So, if this is not new, why am I just now writing about this? Because it seems to me that it’s no longer just speculation by the thought leaders, but it’s actually catching on. (I’m a wait and see kinda gal, after all Missouri is the “Show Me State.”) With the popularity of smart phones, QR codes are now more practical than in the past and are probably destined to become even more so in the future. Google Places began using QR codes, issuing window decals, in December 2009 as a quick way to see reviews and coupons for local businesses. There’s a myriad of uses in the communications field and I’ll talk more about that in my next post. 

A number of print media outlets are now using barcodes to connect the reader’s print and online experiences. Mobile barcodes offer publishers an easy way to bridge the gap between traditional print mediums and digital media.
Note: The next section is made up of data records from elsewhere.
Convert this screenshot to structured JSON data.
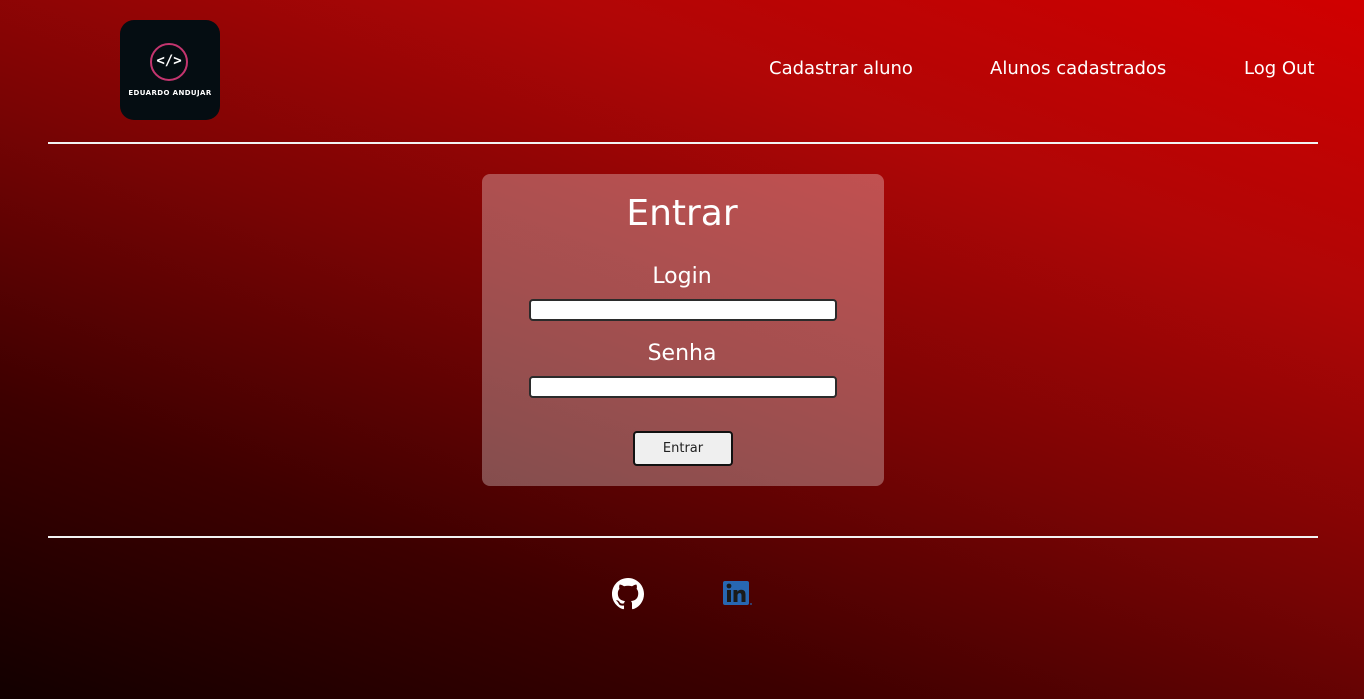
{
  "header": {
    "logo": {
      "symbol": "</>",
      "name": "EDUARDO ANDUJAR"
    },
    "nav": [
      {
        "label": "Cadastrar aluno"
      },
      {
        "label": "Alunos cadastrados"
      },
      {
        "label": "Log Out"
      }
    ]
  },
  "login_form": {
    "title": "Entrar",
    "login_label": "Login",
    "login_value": "",
    "senha_label": "Senha",
    "senha_value": "",
    "submit_label": "Entrar"
  },
  "footer": {
    "links": [
      {
        "icon": "github-icon"
      },
      {
        "icon": "linkedin-icon"
      }
    ]
  },
  "colors": {
    "background_top": "#d10000",
    "background_bottom": "#120000",
    "logo_accent": "#c4356f",
    "linkedin": "#2867b2"
  }
}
The barcodes allow them to offer a more personalized and interactive experience – like linking from an advertisement to a coupon or recipe. But it’s going beyond advertising now.

The Washington Post recently began including QR codes to offer “digital jumps” to additional content. Lucky Magazine uses QR codes to link to hair and makeup instructional videos. South Florida Sun Sentinel uses QR codes to link to digital content. USA Today announced last week that they are making a commitment to use at least one Microsoft Tag (a proprietary 2D barcode) in each daily section that will provide mobile access to photos, videos and other online content.  Even some college papers, Cal State Fullerton for one, have begun using these barcodes in the print edition.

The naysayers are convinced of the demise of print media; however, new technologies like QR codes offer the ability to make their content more interrelated. It provides readers with a more interactive and productive experience. 

Is this just what print media needs or is this a stop-gap measure on the downhill slide? I look forward to you sharing your thoughts with our readers.